■ Aim of the task
Which of the lines below holds the string "CatalogObject"? Copy every line that does.

START Records for the exercise

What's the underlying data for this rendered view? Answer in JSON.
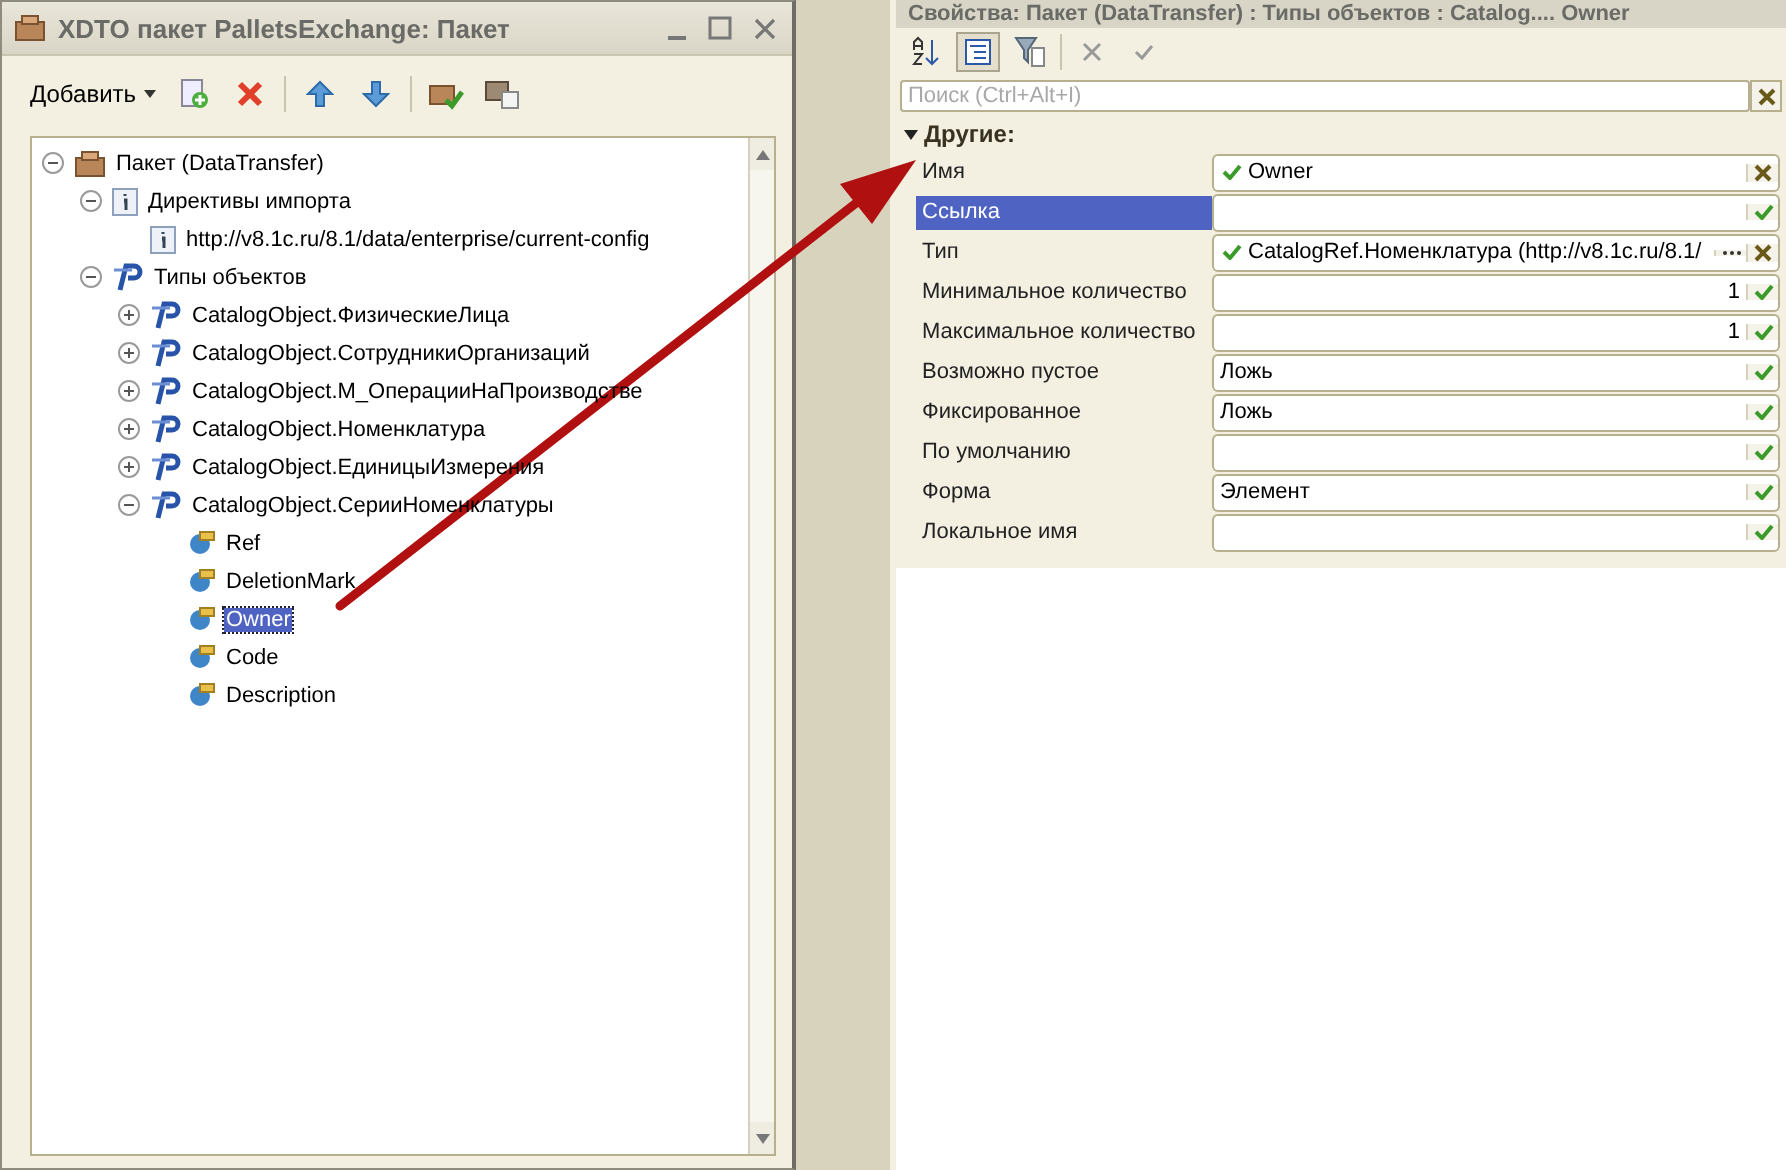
{
  "left_window": {
    "title": "XDTO пакет PalletsExchange: Пакет",
    "toolbar": {
      "add_label": "Добавить"
    },
    "tree": [
      {
        "label": "Пакет (DataTransfer)",
        "kind": "package",
        "expanded": true,
        "selected": false,
        "children": [
          {
            "label": "Директивы импорта",
            "kind": "info",
            "expanded": true,
            "selected": false,
            "children": [
              {
                "label": "http://v8.1c.ru/8.1/data/enterprise/current-config",
                "kind": "info",
                "selected": false
              }
            ]
          },
          {
            "label": "Типы объектов",
            "kind": "type",
            "expanded": true,
            "selected": false,
            "children": [
              {
                "label": "CatalogObject.ФизическиеЛица",
                "kind": "type",
                "expanded": false,
                "selected": false
              },
              {
                "label": "CatalogObject.СотрудникиОрганизаций",
                "kind": "type",
                "expanded": false,
                "selected": false
              },
              {
                "label": "CatalogObject.М_ОперацииНаПроизводстве",
                "kind": "type",
                "expanded": false,
                "selected": false
              },
              {
                "label": "CatalogObject.Номенклатура",
                "kind": "type",
                "expanded": false,
                "selected": false
              },
              {
                "label": "CatalogObject.ЕдиницыИзмерения",
                "kind": "type",
                "expanded": false,
                "selected": false
              },
              {
                "label": "CatalogObject.СерииНоменклатуры",
                "kind": "type",
                "expanded": true,
                "selected": false,
                "children": [
                  {
                    "label": "Ref",
                    "kind": "property",
                    "selected": false
                  },
                  {
                    "label": "DeletionMark",
                    "kind": "property",
                    "selected": false
                  },
                  {
                    "label": "Owner",
                    "kind": "property",
                    "selected": true
                  },
                  {
                    "label": "Code",
                    "kind": "property",
                    "selected": false
                  },
                  {
                    "label": "Description",
                    "kind": "property",
                    "selected": false
                  }
                ]
              }
            ]
          }
        ]
      }
    ]
  },
  "right_window": {
    "title": "Свойства: Пакет (DataTransfer) : Типы объектов : Catalog.... Owner",
    "search": {
      "placeholder": "Поиск (Ctrl+Alt+I)"
    },
    "group": {
      "title": "Другие:",
      "expanded": true
    },
    "properties": [
      {
        "label": "Имя",
        "kind": "checked_text",
        "value": "Owner",
        "selected": false
      },
      {
        "label": "Ссылка",
        "kind": "choice",
        "selected": true
      },
      {
        "label": "Тип",
        "kind": "reference",
        "value": "CatalogRef.Номенклатура (http://v8.1c.ru/8.1/",
        "selected": false
      },
      {
        "label": "Минимальное количество",
        "kind": "number",
        "value": "1",
        "selected": false
      },
      {
        "label": "Максимальное количество",
        "kind": "number",
        "value": "1",
        "selected": false
      },
      {
        "label": "Возможно пустое",
        "kind": "choice",
        "value": "Ложь",
        "selected": false
      },
      {
        "label": "Фиксированное",
        "kind": "choice",
        "value": "Ложь",
        "selected": false
      },
      {
        "label": "По умолчанию",
        "kind": "choice",
        "selected": false
      },
      {
        "label": "Форма",
        "kind": "choice",
        "value": "Элемент",
        "selected": false
      },
      {
        "label": "Локальное имя",
        "kind": "choice",
        "selected": false
      }
    ]
  }
}
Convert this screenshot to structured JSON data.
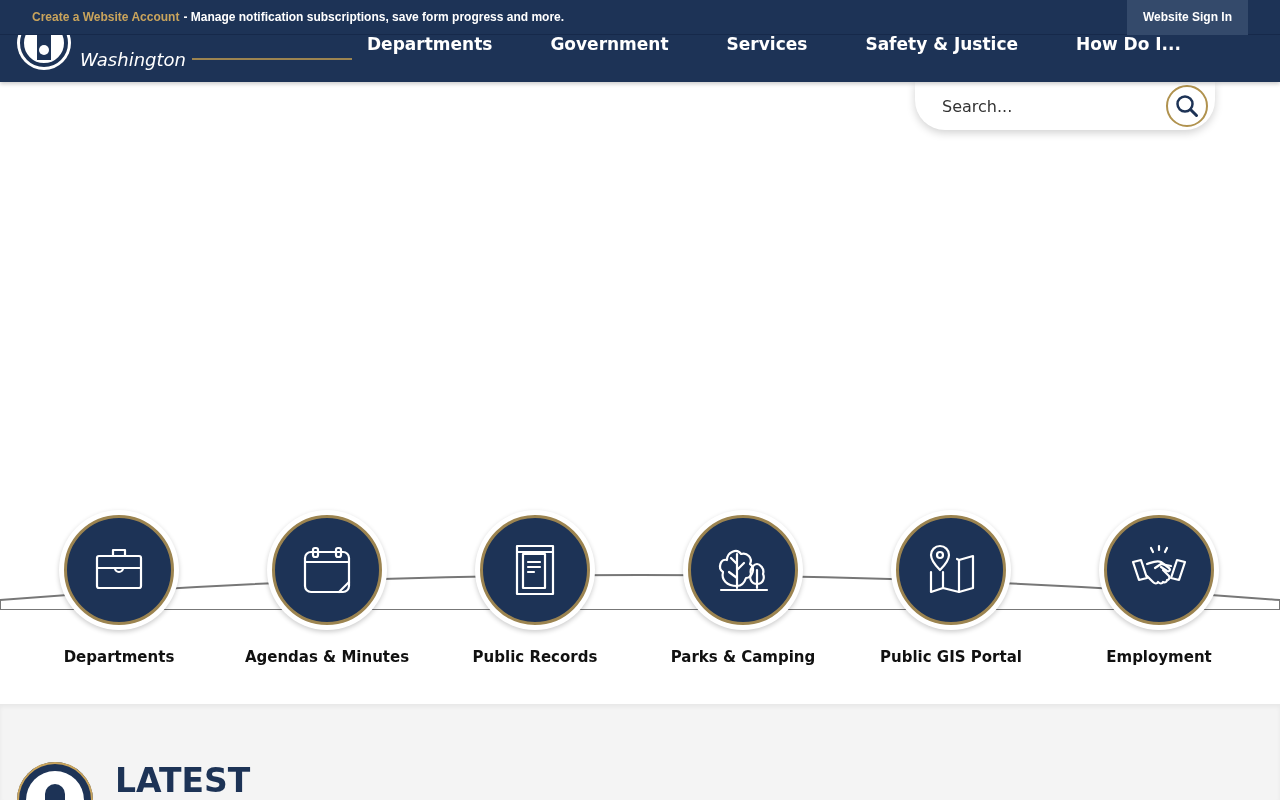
{
  "notification_bar": {
    "link": "Create a Website Account",
    "message": "- Manage notification subscriptions, save form progress and more.",
    "sign_in": "Website Sign In"
  },
  "header": {
    "logo_subtitle": "Washington",
    "nav": [
      "Departments",
      "Government",
      "Services",
      "Safety & Justice",
      "How Do I..."
    ]
  },
  "search": {
    "placeholder": "Search..."
  },
  "quick_links": [
    {
      "label": "Departments",
      "kind": "briefcase"
    },
    {
      "label": "Agendas & Minutes",
      "kind": "calendar"
    },
    {
      "label": "Public Records",
      "kind": "document"
    },
    {
      "label": "Parks & Camping",
      "kind": "trees"
    },
    {
      "label": "Public GIS Portal",
      "kind": "map"
    },
    {
      "label": "Employment",
      "kind": "handshake"
    }
  ],
  "latest": {
    "heading": "LATEST"
  }
}
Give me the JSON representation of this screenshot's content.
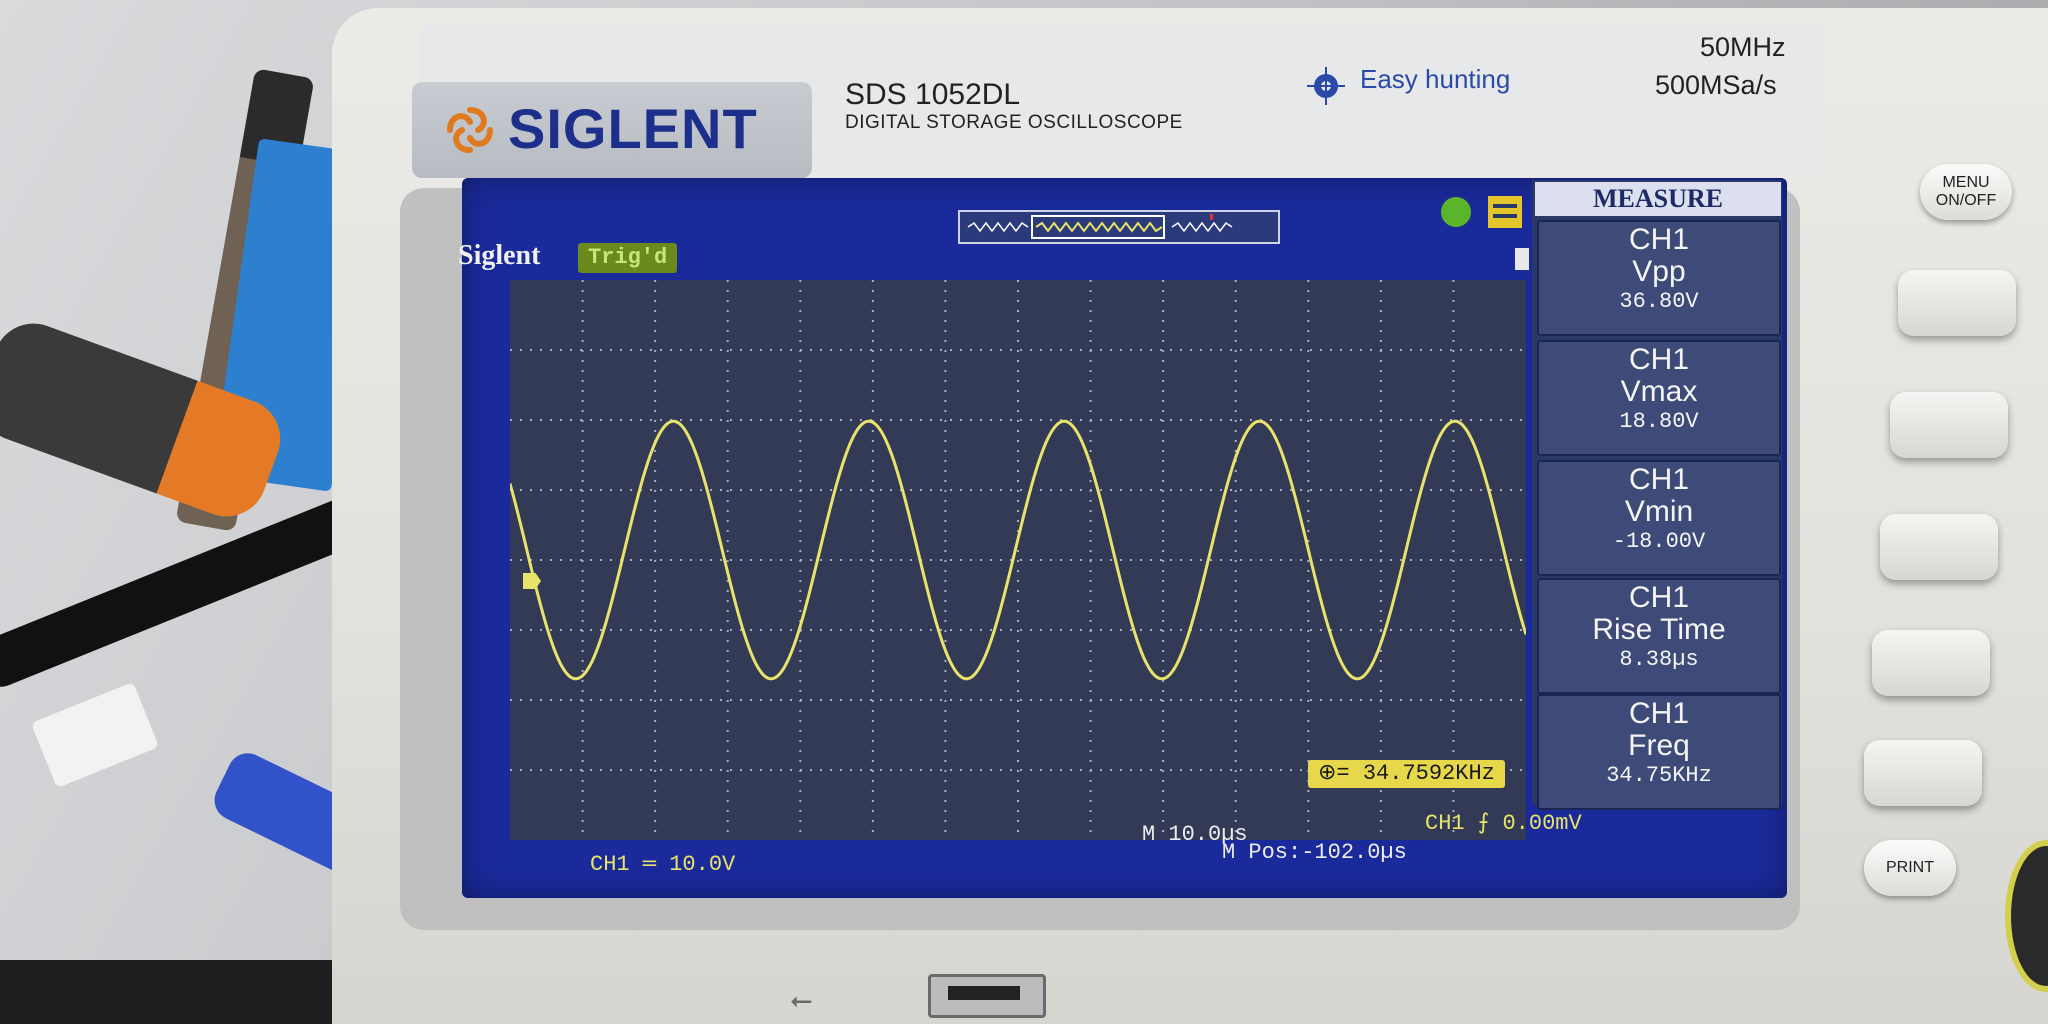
{
  "device": {
    "brand": "SIGLENT",
    "model": "SDS 1052DL",
    "model_desc": "DIGITAL STORAGE OSCILLOSCOPE",
    "feature": "Easy hunting",
    "bandwidth": "50MHz",
    "sample_rate": "500MSa/s"
  },
  "screen": {
    "brand_label": "Siglent",
    "trigger_status": "Trig'd",
    "measure_title": "MEASURE",
    "measurements": [
      {
        "channel": "CH1",
        "name": "Vpp",
        "value": "36.80V"
      },
      {
        "channel": "CH1",
        "name": "Vmax",
        "value": "18.80V"
      },
      {
        "channel": "CH1",
        "name": "Vmin",
        "value": "-18.00V"
      },
      {
        "channel": "CH1",
        "name": "Rise Time",
        "value": "8.38µs"
      },
      {
        "channel": "CH1",
        "name": "Freq",
        "value": "34.75KHz"
      }
    ],
    "freq_counter": "⊕= 34.7592KHz",
    "ch1_scale": "CH1 ═ 10.0V",
    "timebase": "M 10.0µs",
    "position": "M Pos:-102.0µs",
    "trigger_level": "CH1 ⨍ 0.00mV"
  },
  "buttons": {
    "menu": "MENU\nON/OFF",
    "print": "PRINT"
  },
  "colors": {
    "trace": "#e8e36a",
    "screen_bg": "#323a56",
    "brand_blue": "#1c2f8a"
  },
  "waveform": {
    "cycles_visible": 5.2,
    "amplitude_v": 18.4,
    "volts_per_div": 10.0
  }
}
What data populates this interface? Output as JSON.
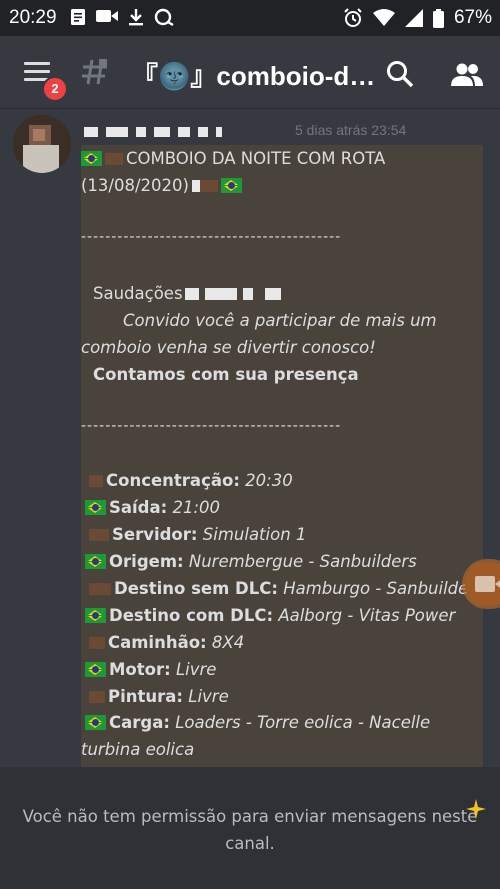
{
  "status_bar": {
    "time": "20:29",
    "battery": "67%",
    "left_icons": [
      "note-icon",
      "video-call-icon",
      "download-icon",
      "sync-icon"
    ],
    "right_icons": [
      "alarm-icon",
      "wifi-icon",
      "signal-icon",
      "battery-icon"
    ]
  },
  "header": {
    "menu_badge": "2",
    "channel_name": "『🌚』comboio-d…",
    "icons": [
      "hamburger-menu-icon",
      "locked-channel-hash-icon",
      "search-icon",
      "members-icon"
    ]
  },
  "message": {
    "timestamp": "5 dias atrás 23:54",
    "lines": {
      "l1": "COMBOIO DA NOITE COM ROTA",
      "l2": "(13/08/2020)",
      "div1": "-------------------------------------------",
      "greeting": "Saudações",
      "invite1": "Convido você a participar de mais um",
      "invite2": "comboio venha se divertir conosco!",
      "presence": "Contamos com sua presença",
      "div2": "-------------------------------------------"
    },
    "details": [
      {
        "label": "Concentração:",
        "value": "20:30"
      },
      {
        "label": "Saída:",
        "value": "21:00"
      },
      {
        "label": "Servidor:",
        "value": "Simulation 1"
      },
      {
        "label": "Origem:",
        "value": "Nurembergue - Sanbuilders"
      },
      {
        "label": "Destino sem DLC:",
        "value": "Hamburgo - Sanbuilders"
      },
      {
        "label": "Destino com DLC:",
        "value": "Aalborg - Vitas Power"
      },
      {
        "label": "Caminhão:",
        "value": "8X4"
      },
      {
        "label": "Motor:",
        "value": "Livre"
      },
      {
        "label": "Pintura:",
        "value": "Livre"
      },
      {
        "label": "Carga:",
        "value": "Loaders - Torre eolica - Nacelle"
      }
    ],
    "carga_cont": "turbina eolica"
  },
  "footer": {
    "text": "Você não tem permissão para enviar mensagens neste canal."
  },
  "colors": {
    "background": "#36393f",
    "status_bar": "#202225",
    "message_highlight": "#4a433c",
    "badge": "#ed4245",
    "footer": "#2f3136"
  }
}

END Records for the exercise

■ Result of the task
                "label": "CatalogObject.ФизическиеЛица",
                "label": "CatalogObject.СотрудникиОрганизаций",
                "label": "CatalogObject.М_ОперацииНаПроизводстве",
                "label": "CatalogObject.Номенклатура",
                "label": "CatalogObject.ЕдиницыИзмерения",
                "label": "CatalogObject.СерииНоменклатуры",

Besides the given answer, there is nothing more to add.